Having a fixed shade lens isn’t a bad thing. But you’ve got to know the protection it provides as there’re other features that complement it. With your lens type registered, you’d know how to set these extra elements to properly protect your eyes.
Does It Meet Standards?
Currently, there’re standards your helmet has to meet if it’s in the market. All helmets usually have to meet ANSI Z87 standards. These standards determine if the helmet is durable enough to;
- Withstand spatter.
- If it’s able to provide head protection similar to a hard hat.
- If it can operate in challenging, high-temperature conditions.
Checking out your helmet’s optical clarity is a must if you’re to get maximum protection while welding.
Optical class ratings are common to all types of helmets, but it’s essential your helmet gets a full pass. Check your helmet’s packaging or user manual to confirm if it comes with a 1/1/1/1 class rating.
These four digits mean your helmet has a high welding homogeneity, optic quality, angular dependence, and light dissipation.
It’s essential your auto-dim helmet has a 1/1/1/1 rating to avoid you getting temporarily blinded by arc lights.
What Kind of Protection It Offers
A lot of ultraviolet and infrared rays plague welders without the right protection. But auto-dim helmets have that covered. These helmets come with UV and IR protection in most brands.
Ensure you get a good look at what the helmet’s makers have provided to keep you safe. If your chosen helmet doesn’t have this protective feature, it’ll be a great idea to get a replacement.
Tweak Your ADF Knobs
Auto-darkening filters (ADF) make it possible for your helmet to switch from light-dark state within moments.
Getting your ADF knob set right provides a lot of benefits. First off, it increases your helmet’s sensitivity to your satisfaction. Also, it acts as a balancer for your shade lens. Regardless of your helmet’s lens, setting up your ADF to be highly-sensitive provides total protection.
Confirm Reaction Time
How quick does your helmet react to bright light? This is one question you can’t afford not asking.
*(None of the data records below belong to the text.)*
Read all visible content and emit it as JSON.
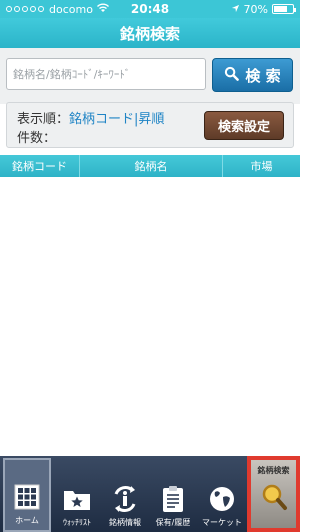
{
  "status_bar": {
    "carrier": "docomo",
    "time": "20:48",
    "battery": "70%",
    "battery_level": 0.7
  },
  "title": "銘柄検索",
  "search": {
    "placeholder": "銘柄名/銘柄ｺｰﾄﾞ/ｷｰﾜｰﾄﾞ",
    "value": "",
    "button_label": "検 索"
  },
  "sort_panel": {
    "sort_label": "表示順：",
    "sort_value": "銘柄コード|昇順",
    "count_label": "件数：",
    "settings_button": "検索設定"
  },
  "table": {
    "columns": [
      "銘柄コード",
      "銘柄名",
      "市場"
    ],
    "rows": []
  },
  "tabs": [
    {
      "label": "ホーム",
      "icon": "grid-icon"
    },
    {
      "label": "ｳｫｯﾁﾘｽﾄ",
      "icon": "star-folder-icon"
    },
    {
      "label": "銘柄情報",
      "icon": "info-icon"
    },
    {
      "label": "保有/履歴",
      "icon": "clipboard-icon"
    },
    {
      "label": "マーケット",
      "icon": "globe-icon"
    },
    {
      "label": "銘柄検索",
      "icon": "magnifier-icon"
    }
  ],
  "colors": {
    "accent": "#3cc6d6",
    "search_button": "#1a6ea6",
    "settings_button": "#5e3b28",
    "tab_bar": "#1e2c42",
    "active_tab_highlight": "#e03a2e"
  }
}
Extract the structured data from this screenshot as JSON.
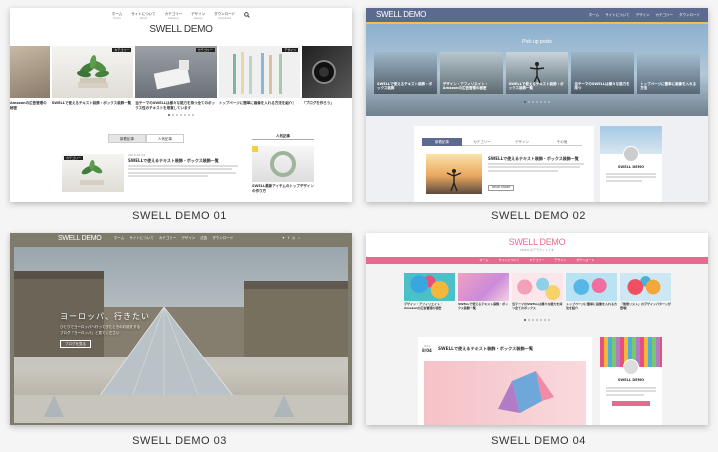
{
  "demos": [
    {
      "caption": "SWELL DEMO 01",
      "logo": "SWELL DEMO",
      "nav": [
        {
          "label": "ホーム",
          "sub": "Home"
        },
        {
          "label": "サイトについて",
          "sub": "About"
        },
        {
          "label": "カテゴリー",
          "sub": "Category"
        },
        {
          "label": "デザイン",
          "sub": "Design"
        },
        {
          "label": "ダウンロード",
          "sub": "Download"
        }
      ],
      "slides": [
        {
          "title": "Amazonの広告管理の秘密",
          "tag": ""
        },
        {
          "title": "SWELLで使えるテキスト装飾・ボックス装飾一覧",
          "tag": "カテゴリー"
        },
        {
          "title": "当テーマのSWELLは様々な能力を持つ全てのボックス性のテキストを用意しています",
          "tag": "カテゴリー"
        },
        {
          "title": "トップページに簡単に画像を入れる方法を紹介！",
          "tag": "デザイン"
        },
        {
          "title": "「ブログを作ろう」",
          "tag": ""
        }
      ],
      "tabs": [
        "新着記事",
        "人気記事"
      ],
      "post": {
        "date": "2019.02.04",
        "title": "SWELLで使えるテキスト装飾・ボックス装飾一覧",
        "tag": "カテゴリー"
      },
      "sidebar_title": "人気記事",
      "sidebar_post": "SWELL最新アイテムのトップデザインの作り方"
    },
    {
      "caption": "SWELL DEMO 02",
      "logo": "SWELL DEMO",
      "nav": [
        {
          "label": "ホーム",
          "sub": ""
        },
        {
          "label": "サイトについて",
          "sub": ""
        },
        {
          "label": "デザイン",
          "sub": ""
        },
        {
          "label": "カテゴリー",
          "sub": ""
        },
        {
          "label": "ダウンロード",
          "sub": ""
        }
      ],
      "pickup_title": "Pick up posts",
      "slides": [
        {
          "title": "SWELLで使えるテキスト装飾・ボックス装飾"
        },
        {
          "title": "デザイン・アフィリエイト・Amazonの広告管理の秘密"
        },
        {
          "title": "SWELLで使えるテキスト装飾・ボックス装飾一覧"
        },
        {
          "title": "当テーマのSWELLは様々な能力を持つ"
        },
        {
          "title": "トップページに簡単に画像を入れる方法"
        }
      ],
      "tabs": [
        "新着記事",
        "カテゴリー",
        "デザイン",
        "その他"
      ],
      "post": {
        "title": "SWELLで使えるテキスト装飾・ボックス装飾一覧",
        "more": "READ MORE"
      },
      "profile_name": "SWELL DEMO"
    },
    {
      "caption": "SWELL DEMO 03",
      "logo": "SWELL DEMO",
      "nav": [
        {
          "label": "ホーム",
          "sub": ""
        },
        {
          "label": "サイトについて",
          "sub": ""
        },
        {
          "label": "カテゴリー",
          "sub": ""
        },
        {
          "label": "デザイン",
          "sub": ""
        },
        {
          "label": "広告",
          "sub": ""
        },
        {
          "label": "ダウンロード",
          "sub": ""
        }
      ],
      "hero_title": "ヨーロッパ、行きたい",
      "hero_lines": [
        "ひとりでヨーロッパへ行ってきたときのお話をする",
        "ブログ「ヨーロッパ」と見てください"
      ],
      "hero_button": "ブログを見る"
    },
    {
      "caption": "SWELL DEMO 04",
      "logo": "SWELL DEMO",
      "tagline": "SWELLのデモサイトです",
      "nav": [
        {
          "label": "ホーム",
          "sub": ""
        },
        {
          "label": "サイトについて",
          "sub": ""
        },
        {
          "label": "カテゴリー",
          "sub": ""
        },
        {
          "label": "デザイン",
          "sub": ""
        },
        {
          "label": "ダウンロード",
          "sub": ""
        }
      ],
      "slides": [
        {
          "title": "デザイン・アフィリエイト・Amazonの広告管理の秘密"
        },
        {
          "title": "SWELLで使えるテキスト装飾・ボックス装飾一覧"
        },
        {
          "title": "当テーマのSWELLは様々な能力を持つ全てのボックス"
        },
        {
          "title": "トップページに簡単に画像を入れる方法を紹介"
        },
        {
          "title": "「無限リスト」のデザインパターンが登場！"
        }
      ],
      "post": {
        "date_year": "2019",
        "date_day": "8/04",
        "title": "SWELLで使えるテキスト装飾・ボックス装飾一覧"
      },
      "profile_name": "SWELL DEMO"
    }
  ],
  "colors": {
    "demo02_header": "#5d6a8f",
    "demo02_accent": "#f3c14a",
    "demo03_header": "#7e7b6c",
    "demo04_pink": "#e46b8d"
  }
}
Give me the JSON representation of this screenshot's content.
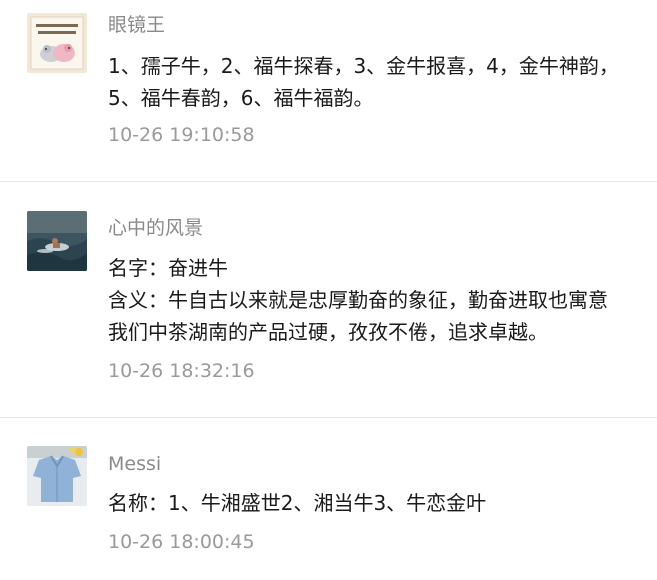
{
  "comments": [
    {
      "author": "眼镜王",
      "avatar_icon": "sheep-cartoon-avatar-icon",
      "lines": [
        "1、孺子牛，2、福牛探春，3、金牛报喜，4，金牛神韵，",
        "5、福牛春韵，6、福牛福韵。"
      ],
      "time": "10-26 19:10:58"
    },
    {
      "author": "心中的风景",
      "avatar_icon": "sea-swimmer-photo-avatar-icon",
      "lines": [
        "名字：奋进牛",
        "含义：牛自古以来就是忠厚勤奋的象征，勤奋进取也寓意",
        "我们中茶湖南的产品过硬，孜孜不倦，追求卓越。"
      ],
      "time": "10-26 18:32:16"
    },
    {
      "author": "Messi",
      "avatar_icon": "blue-shirt-photo-avatar-icon",
      "lines": [
        "名称：1、牛湘盛世2、湘当牛3、牛恋金叶"
      ],
      "time": "10-26 18:00:45"
    }
  ],
  "colors": {
    "author": "#8a8a8a",
    "body": "#1a1a1a",
    "time": "#9a9a9a",
    "divider": "#e6e6e6"
  }
}
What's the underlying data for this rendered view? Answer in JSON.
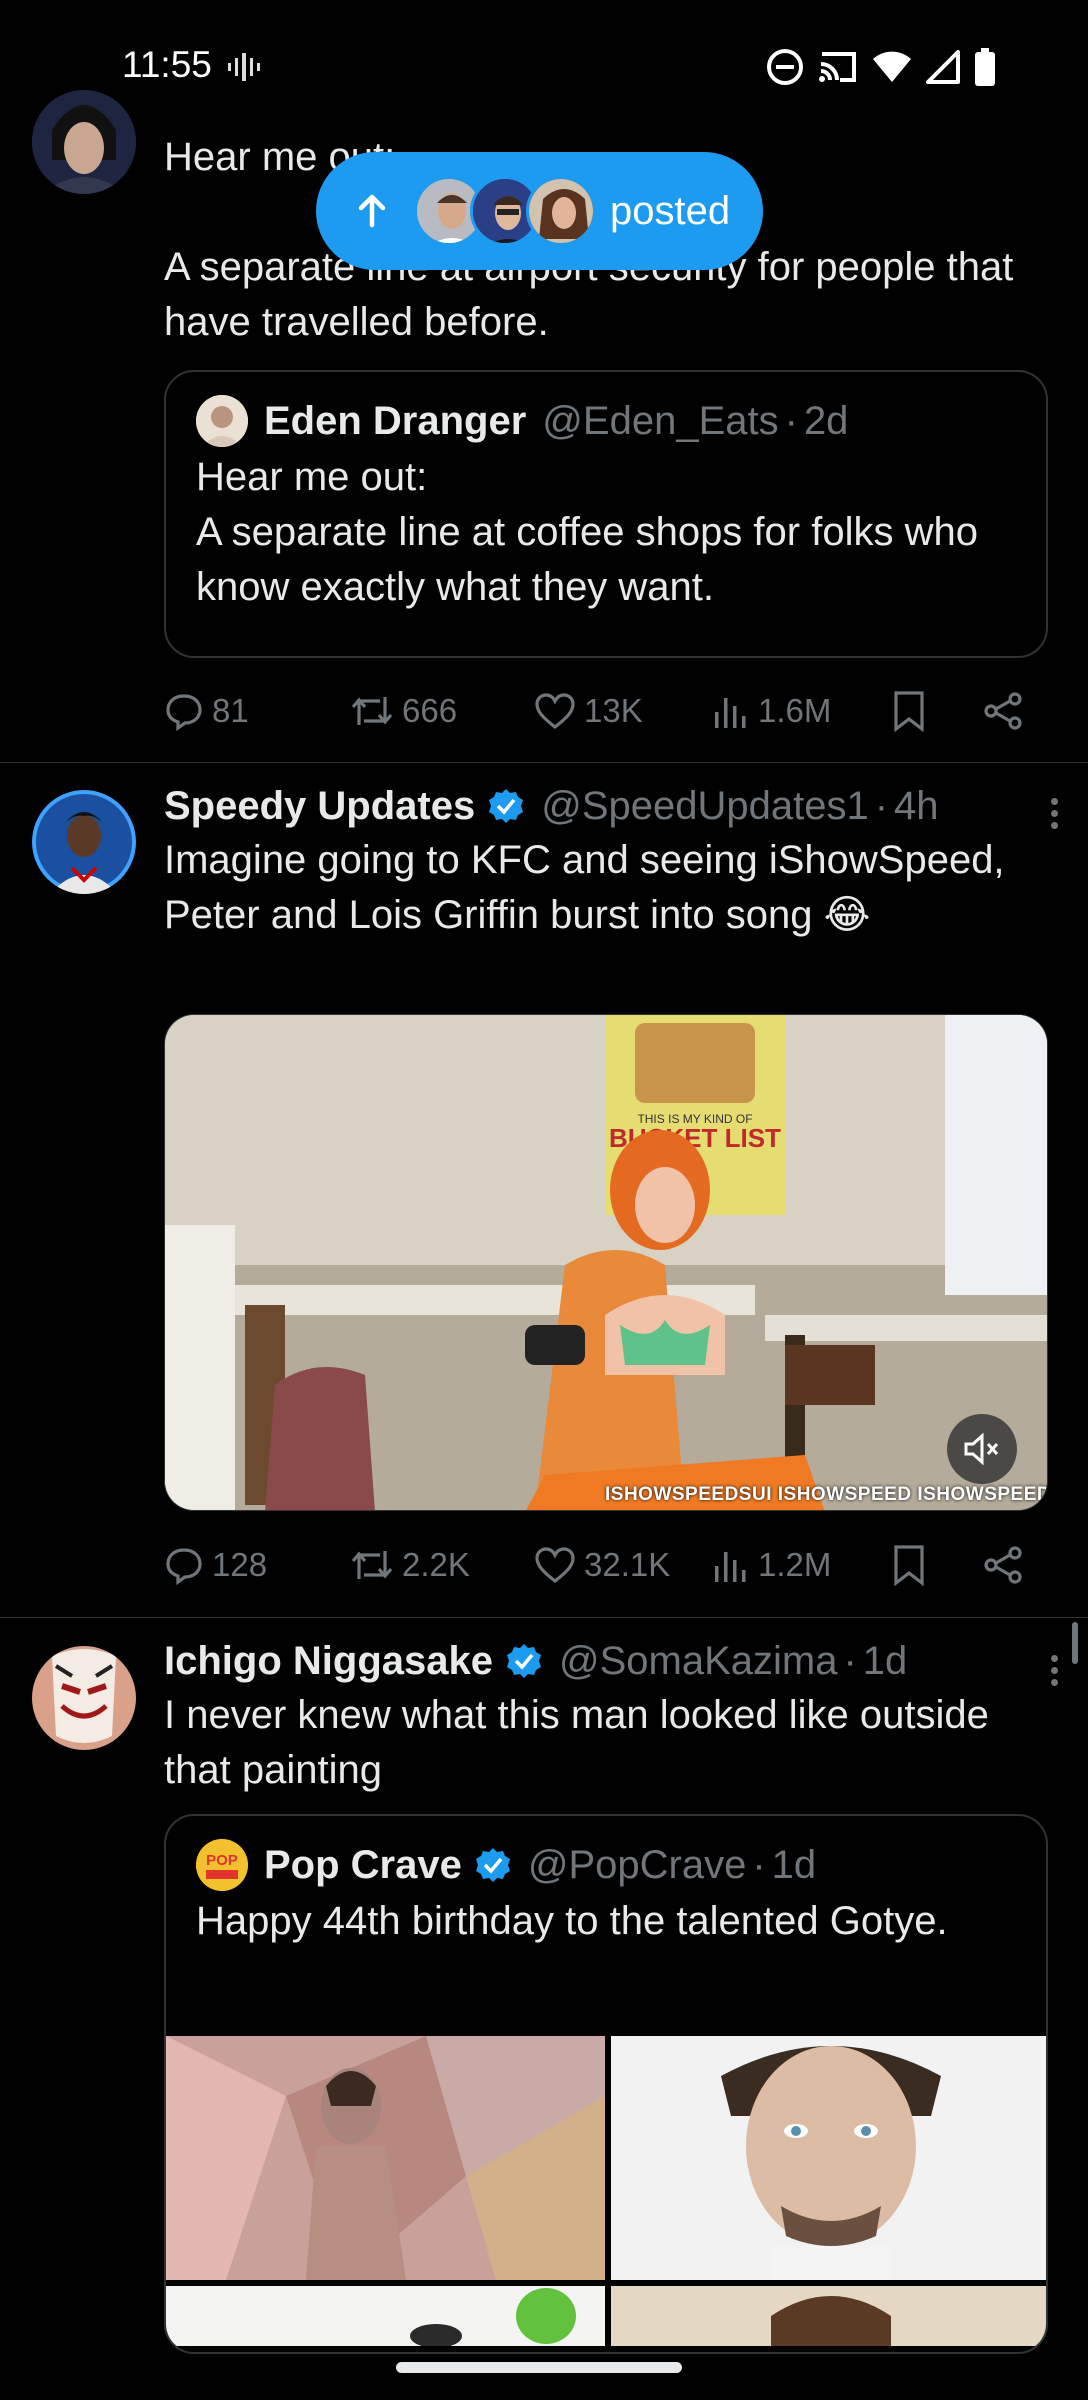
{
  "status_bar": {
    "time": "11:55",
    "icons": [
      "vibrate-icon",
      "dnd-icon",
      "cast-icon",
      "wifi-icon",
      "signal-icon",
      "battery-icon"
    ]
  },
  "new_posts_pill": {
    "label": "posted",
    "icon": "arrow-up-icon"
  },
  "tweets": [
    {
      "text": "Hear me out:\n\nA separate line at airport security for people that have travelled before.",
      "quote": {
        "name": "Eden Dranger",
        "handle": "@Eden_Eats",
        "sep": "·",
        "time": "2d",
        "text": "Hear me out:\nA separate line at coffee shops for folks who know exactly what they want."
      },
      "stats": {
        "replies": "81",
        "reposts": "666",
        "likes": "13K",
        "views": "1.6M"
      }
    },
    {
      "name": "Speedy Updates",
      "handle": "@SpeedUpdates1",
      "sep": "·",
      "time": "4h",
      "text": "Imagine going to KFC and seeing iShowSpeed, Peter and Lois Griffin burst into song 😂",
      "media": {
        "sign_line1": "THIS IS MY KIND OF",
        "sign_line2": "BUCKET LIST",
        "watermark": "ISHOWSPEEDSUI  ISHOWSPEED  ISHOWSPEED"
      },
      "stats": {
        "replies": "128",
        "reposts": "2.2K",
        "likes": "32.1K",
        "views": "1.2M"
      }
    },
    {
      "name": "Ichigo Niggasake",
      "handle": "@SomaKazima",
      "sep": "·",
      "time": "1d",
      "text": "I never knew what this man looked like outside that painting",
      "quote": {
        "name": "Pop Crave",
        "handle": "@PopCrave",
        "sep": "·",
        "time": "1d",
        "text": "Happy 44th birthday to the talented Gotye.",
        "avatar_text": "POP"
      }
    }
  ],
  "colors": {
    "accent": "#1d9bf0",
    "muted": "#71767b",
    "border": "#2f3336"
  }
}
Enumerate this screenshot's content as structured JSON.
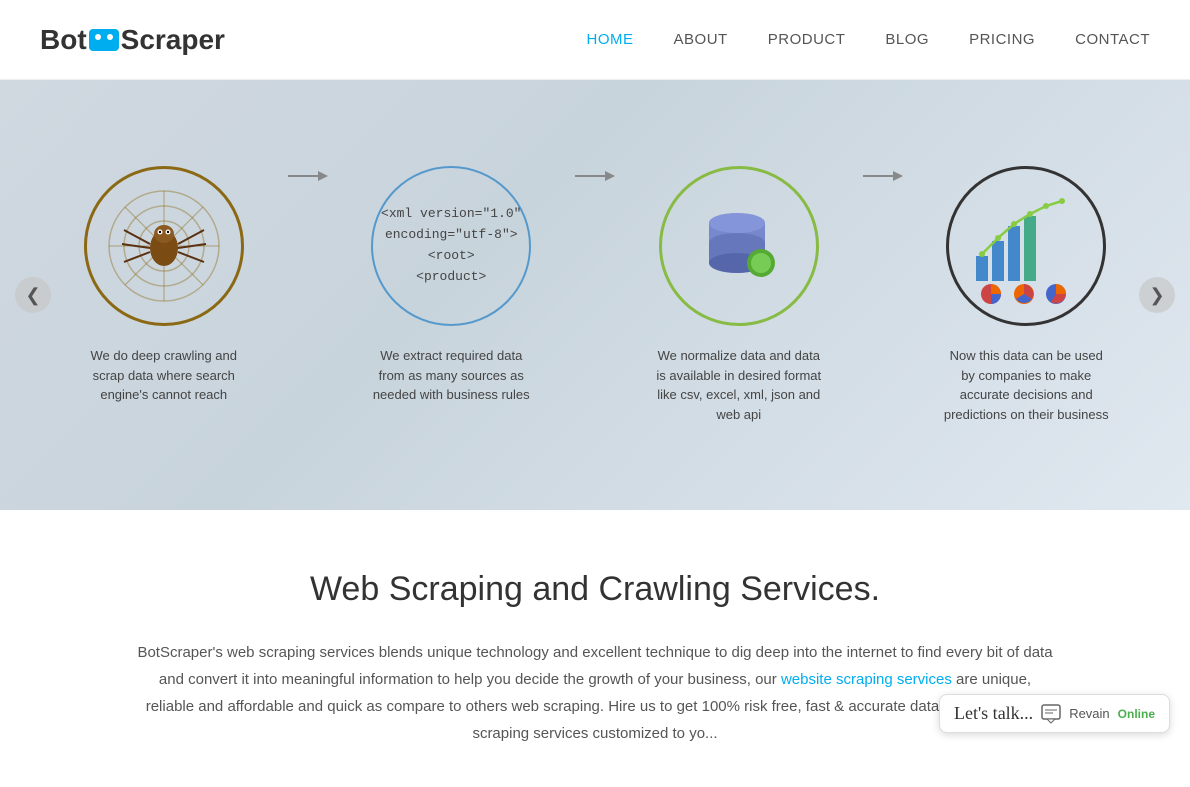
{
  "header": {
    "logo_text_bot": "Bot",
    "logo_text_scraper": "Scraper",
    "nav": [
      {
        "label": "HOME",
        "active": true,
        "id": "home"
      },
      {
        "label": "ABOUT",
        "active": false,
        "id": "about"
      },
      {
        "label": "PRODUCT",
        "active": false,
        "id": "product"
      },
      {
        "label": "BLOG",
        "active": false,
        "id": "blog"
      },
      {
        "label": "PRICING",
        "active": false,
        "id": "pricing"
      },
      {
        "label": "CONTACT",
        "active": false,
        "id": "contact"
      }
    ]
  },
  "hero": {
    "left_arrow": "❮",
    "right_arrow": "❯",
    "steps": [
      {
        "id": "spider",
        "desc": "We do deep crawling and scrap data where search engine's cannot reach"
      },
      {
        "id": "xml",
        "xml_line1": "<xml version=\"1.0\"",
        "xml_line2": "encoding=\"utf-8\">",
        "xml_line3": "<root>",
        "xml_line4": "<product>",
        "desc": "We extract required data from as many sources as needed with business rules"
      },
      {
        "id": "database",
        "desc": "We normalize data and data is available in desired format like csv, excel, xml, json and web api"
      },
      {
        "id": "chart",
        "desc": "Now this data can be used by companies to make accurate decisions and predictions on their business"
      }
    ]
  },
  "content": {
    "title": "Web Scraping and Crawling Services.",
    "desc_part1": "BotScraper's web scraping services blends unique technology and excellent technique to dig deep into the internet to find every bit of data and convert it into meaningful information to help you decide the growth of your business, our",
    "link_text": "website scraping services",
    "desc_part2": "are unique, reliable and affordable and quick as compare to others web scraping. Hire us to get 100% risk free, fast & accurate data extraction, web scraping services customized to yo..."
  },
  "chat_widget": {
    "lets_talk": "Let's talk...",
    "brand": "Revain",
    "status": "Online"
  }
}
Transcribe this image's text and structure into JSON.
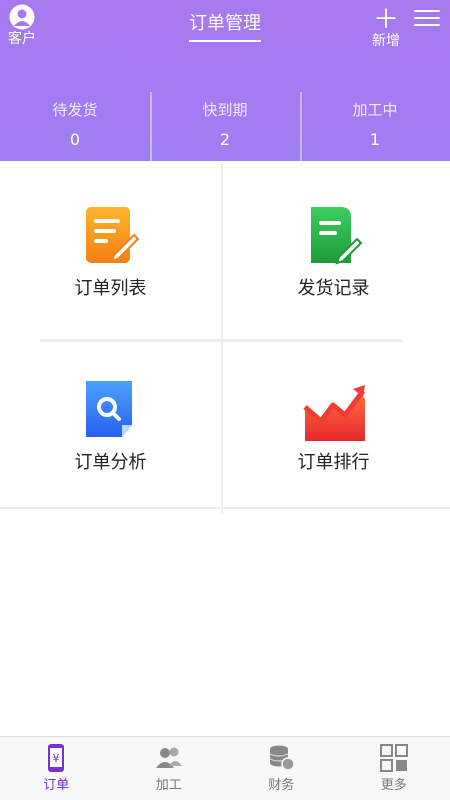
{
  "header": {
    "title": "订单管理",
    "left_label": "客户",
    "right_label": "新增",
    "accent": "#a37af2"
  },
  "stats": [
    {
      "label": "待发货",
      "value": "0"
    },
    {
      "label": "快到期",
      "value": "2"
    },
    {
      "label": "加工中",
      "value": "1"
    }
  ],
  "menu": [
    {
      "label": "订单列表",
      "icon": "order-list-icon",
      "color": "#f89a1c"
    },
    {
      "label": "发货记录",
      "icon": "shipping-record-icon",
      "color": "#2db34a"
    },
    {
      "label": "订单分析",
      "icon": "order-analysis-icon",
      "color": "#2f7ef5"
    },
    {
      "label": "订单排行",
      "icon": "order-ranking-icon",
      "color": "#f2413a"
    }
  ],
  "tabs": [
    {
      "label": "订单",
      "icon": "order-phone-icon",
      "active": true
    },
    {
      "label": "加工",
      "icon": "users-icon",
      "active": false
    },
    {
      "label": "财务",
      "icon": "coins-icon",
      "active": false
    },
    {
      "label": "更多",
      "icon": "grid-icon",
      "active": false
    }
  ],
  "colors": {
    "active_tab": "#7b2ed0",
    "inactive_tab": "#777777"
  }
}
Checking this out can only be done in front of a very bright light. When you’ve gotten all the settings right, put your helmet on and try it out.
If you notice it takes too long for your lens to respond and turn dark, you’ve got to make further adjustments. Many helmets come with reaction times within a fraction of a second. With such reaction speeds, you don’t have to keep getting exposed to dangerous arc light.
Assess the Outer Shell
Your helmet’s casing is one thing you should look at too. What kind of material it’s made with, its weight, and inner layer should all be checked out. These will help you get more comfort & protection when making use of your helmet.
Find Out Your Viewing Level
Whether you’re using a miller welding helmet or antra welding helmet, how well you can see matters a lot.
To know if you’ve got a quality welding helmet, the best time to find out is when you’ve got a weld setup. You should be able to see through the lens clearly whether it’s dark or not. If you’ve gotten to this level, then it’s sure your helmet is properly set up.
It’s no secret there’s a ton of stuff from welding operations you need to get just right. But knowing how to test auto darkening welding helmet is a must for your total eye safety.
Make use of this info today, and get yourself top-class protection!